As part of our economic development strategy, we periodically review local business health and new business opportunities. Now is an especially good time of the year to assess this since the holiday season is over and local businesses are “retooling” for a new year. It is also interesting to study small or local business activity at the national level as a point of reference for our city.
Nationally, the U.S. Bureaus of Labor Statistics reports only 50% of new business survive five years. These are startling statistics and point to the courage and vision of business start-ups. In Downtown Willoughby, we have proven small business successes and longevity. Consider DaveEd Jewelers, in business for over 60 years; or Kleifeld’s with a 50 years history; or Michael Stefan, Finestra Gallery, Major McKinney’s/Mullarkey’s and John’s Cafe/Morehouse with over one hundred combined years in business. Our downtown has a strong core of community-invested merchants, restaurants and bar owners.
Unfortunately, and occasionally, businesses fail or leave for different reasons such as an increase in rent, poor sales, lack of a business plan. These events are disappointing, but to be expected in small towns with local businesses. As author, Paula Jensen states, “People in small towns can stop talking negatively about what things their town has lost or what it used to be like. The changes in the rural Midwest are almost all microcosms of globalization. Rural is changing, not dying.” Jensen considers both small and rural towns of the Midwest to be the same in her analysis. An example of this was the many antique shops located in downtown at one time that left with the declining market demand. In 2019 we saw new investment in our Historic Downtown with the opening of nine new businesses, including Yogi’s Closet, Knowtion, My Mindful Market, Pulsart Media, Aware Marketplace, Etc. on Erie, Vidmar Custom Woodworking, D & K Sports, and Bangerter Law Office.
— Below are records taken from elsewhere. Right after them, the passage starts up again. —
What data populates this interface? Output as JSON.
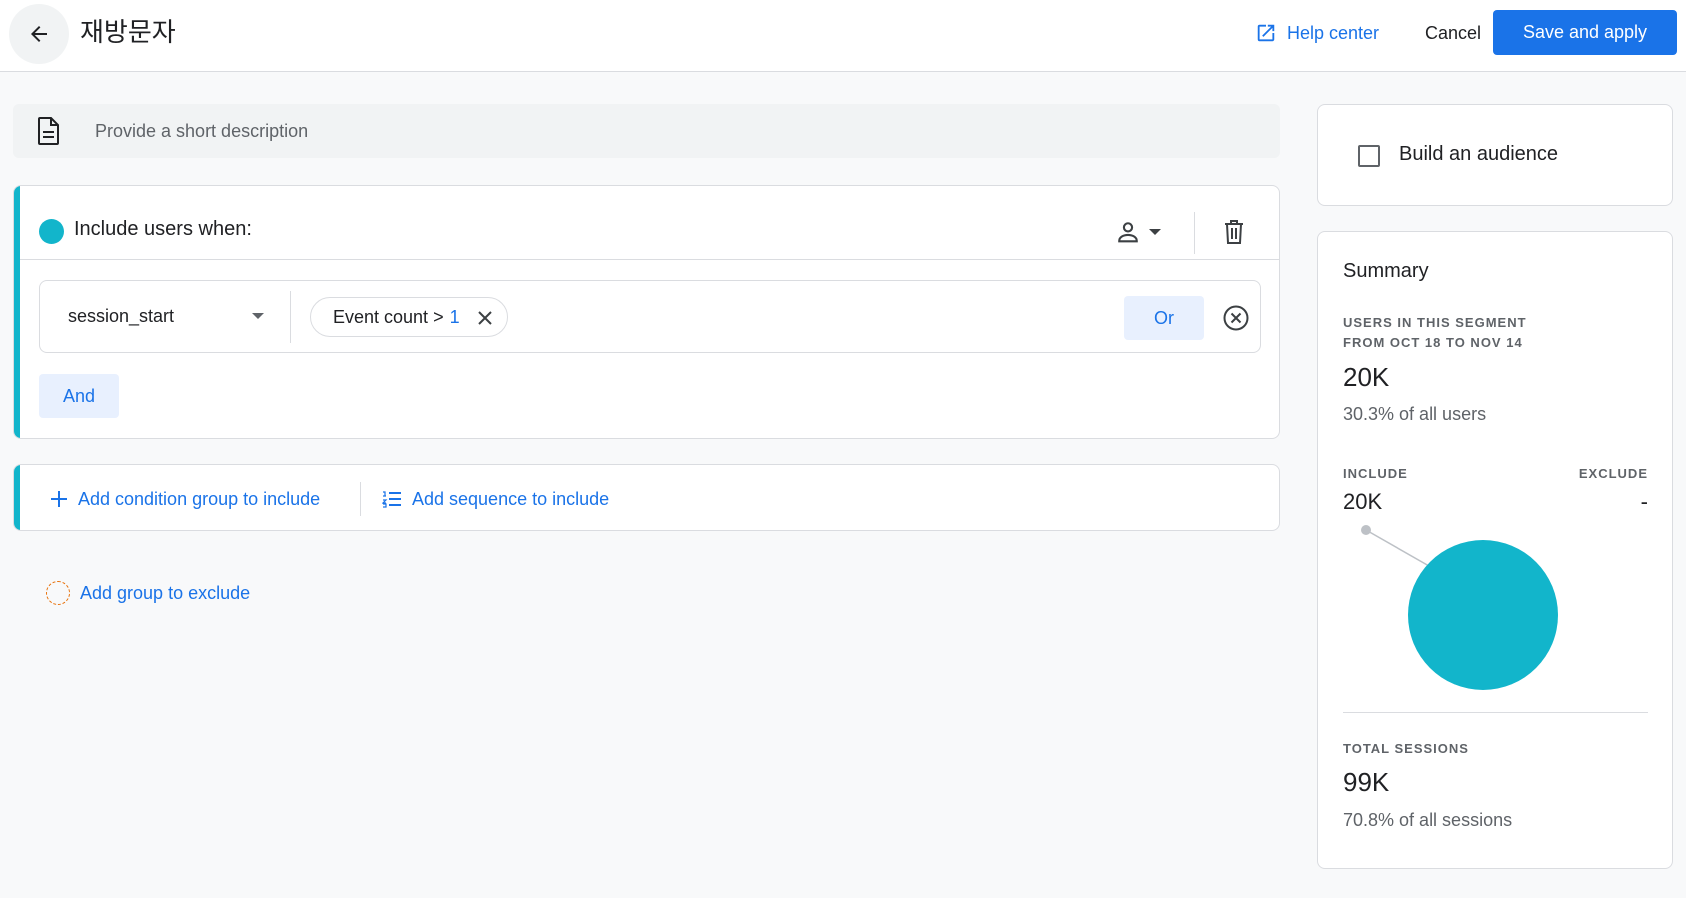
{
  "header": {
    "title": "재방문자",
    "help_label": "Help center",
    "cancel_label": "Cancel",
    "save_label": "Save and apply"
  },
  "description": {
    "placeholder": "Provide a short description",
    "value": ""
  },
  "include_group": {
    "title": "Include users when:",
    "condition": {
      "event_name": "session_start",
      "filter_label": "Event count >",
      "filter_value": "1"
    },
    "or_label": "Or",
    "and_label": "And"
  },
  "add_actions": {
    "add_condition_group": "Add condition group to include",
    "add_sequence": "Add sequence to include",
    "add_exclude": "Add group to exclude"
  },
  "audience": {
    "label": "Build an audience",
    "checked": false
  },
  "summary": {
    "title": "Summary",
    "users_caption_line1": "USERS IN THIS SEGMENT",
    "users_caption_line2": "FROM OCT 18 TO NOV 14",
    "users_value": "20K",
    "users_share": "30.3% of all users",
    "include_label": "INCLUDE",
    "exclude_label": "EXCLUDE",
    "include_value": "20K",
    "exclude_value": "-",
    "sessions_caption": "TOTAL SESSIONS",
    "sessions_value": "99K",
    "sessions_share": "70.8% of all sessions"
  },
  "colors": {
    "accent": "#12b5cb",
    "primary": "#1a73e8",
    "exclude": "#e8710a"
  }
}
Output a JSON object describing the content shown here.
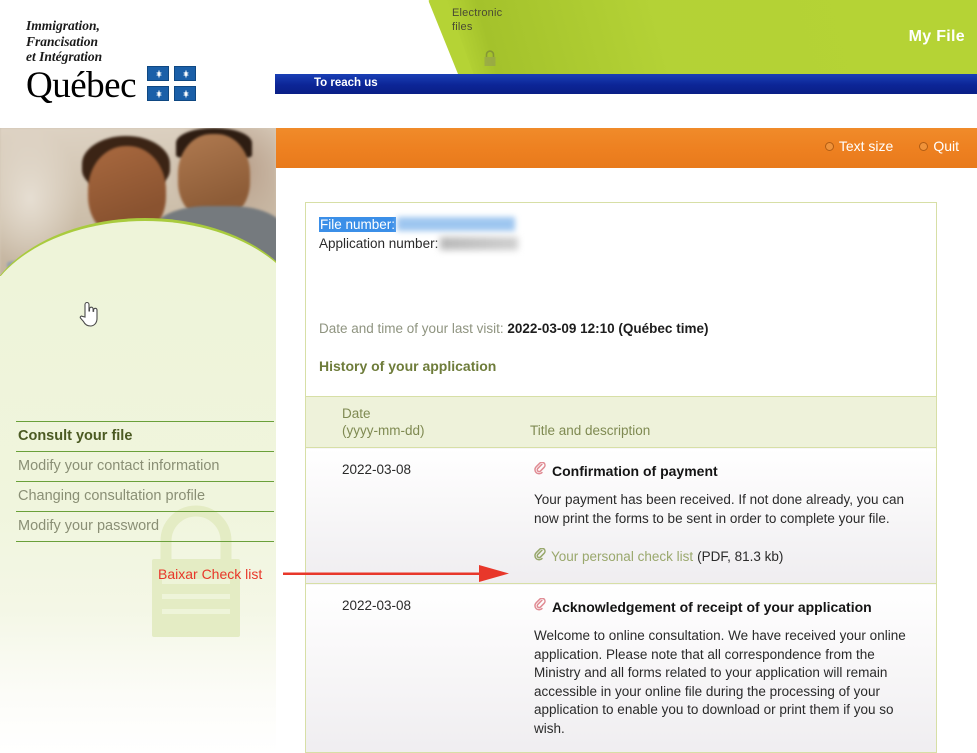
{
  "header": {
    "department_name": "Immigration,\nFrancisation\net Intégration",
    "dept_line1": "Immigration,",
    "dept_line2": "Francisation",
    "dept_line3": "et Intégration",
    "wordmark": "Québec",
    "electronic_files_line1": "Electronic",
    "electronic_files_line2": "files",
    "my_file": "My File",
    "reach_us": "To reach us",
    "lock_icon": "lock-icon",
    "green": "#b5d335",
    "blue": "#0c2596"
  },
  "toolbar": {
    "text_size": "Text size",
    "quit": "Quit",
    "orange": "#ee8121"
  },
  "sidebar": {
    "items": [
      {
        "label": "Consult your file",
        "active": true
      },
      {
        "label": "Modify your contact information",
        "active": false
      },
      {
        "label": "Changing consultation profile",
        "active": false
      },
      {
        "label": "Modify your password",
        "active": false
      }
    ],
    "watermark_icon": "lock-icon",
    "hero_image": "photo-of-two-people-at-laptop"
  },
  "main": {
    "file_number_label": "File number:",
    "file_number_value": "",
    "application_number_label": "Application number:",
    "application_number_value": "",
    "last_visit_label": "Date and time of your last visit:",
    "last_visit_value": "2022-03-09 12:10 (Québec time)",
    "history_title": "History of your application",
    "table": {
      "columns": [
        {
          "line1": "Date",
          "line2": "(yyyy-mm-dd)"
        },
        {
          "line1": "Title and description",
          "line2": ""
        }
      ],
      "rows": [
        {
          "date": "2022-03-08",
          "title": "Confirmation of payment",
          "title_icon": "paperclip-icon",
          "body": "Your payment has been received. If not done already, you can now print the forms to be sent in order to complete your file.",
          "attachment": {
            "icon": "paperclip-icon",
            "link_text": "Your personal check list",
            "meta": "(PDF, 81.3 kb)"
          }
        },
        {
          "date": "2022-03-08",
          "title": "Acknowledgement of receipt of your application",
          "title_icon": "paperclip-icon",
          "body": "Welcome to online consultation. We have received your online application. Please note that all correspondence from the Ministry and all forms related to your application will remain accessible in your online file during the processing of your application to enable you to download or print them if you so wish.",
          "attachment": null
        }
      ]
    }
  },
  "annotation": {
    "text": "Baixar Check list",
    "color": "#e8372a",
    "arrow_icon": "right-arrow-icon"
  },
  "cursor": {
    "icon": "hand-pointer-cursor"
  }
}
We also witnessed a significant expansion of existing local businesses including Citizens Bank and Young’s Sushi. Overall, our downtown has seen steady growth focused on family-friendly retail and entertainment experiences. In talking with several of our bar and restaurant owners, they indicate the past few months were exceptional with Chaz Bloom of Hook & Hoof stating, “This was our best holiday season. Ever.” Furthermore, land values in our downtown are increasing, providing further evidence of our sustainability. With the continued support of our community, local businesses, and our economic development team, we are confident that our Historic Downtown will remain vibrant and thriving.
A new year brings new road construction, and our downtown will see a significant project underway undertaken by the Lake County Department of Utilities. For years we have endured waterline failures on Erie Street causing floods and disruption to our businesses and residents. The Erie Street waterline replacement will alleviate these issues but will be disruptive. We ask for your patience as the project is underway, and we expect completion of the work by mid-May.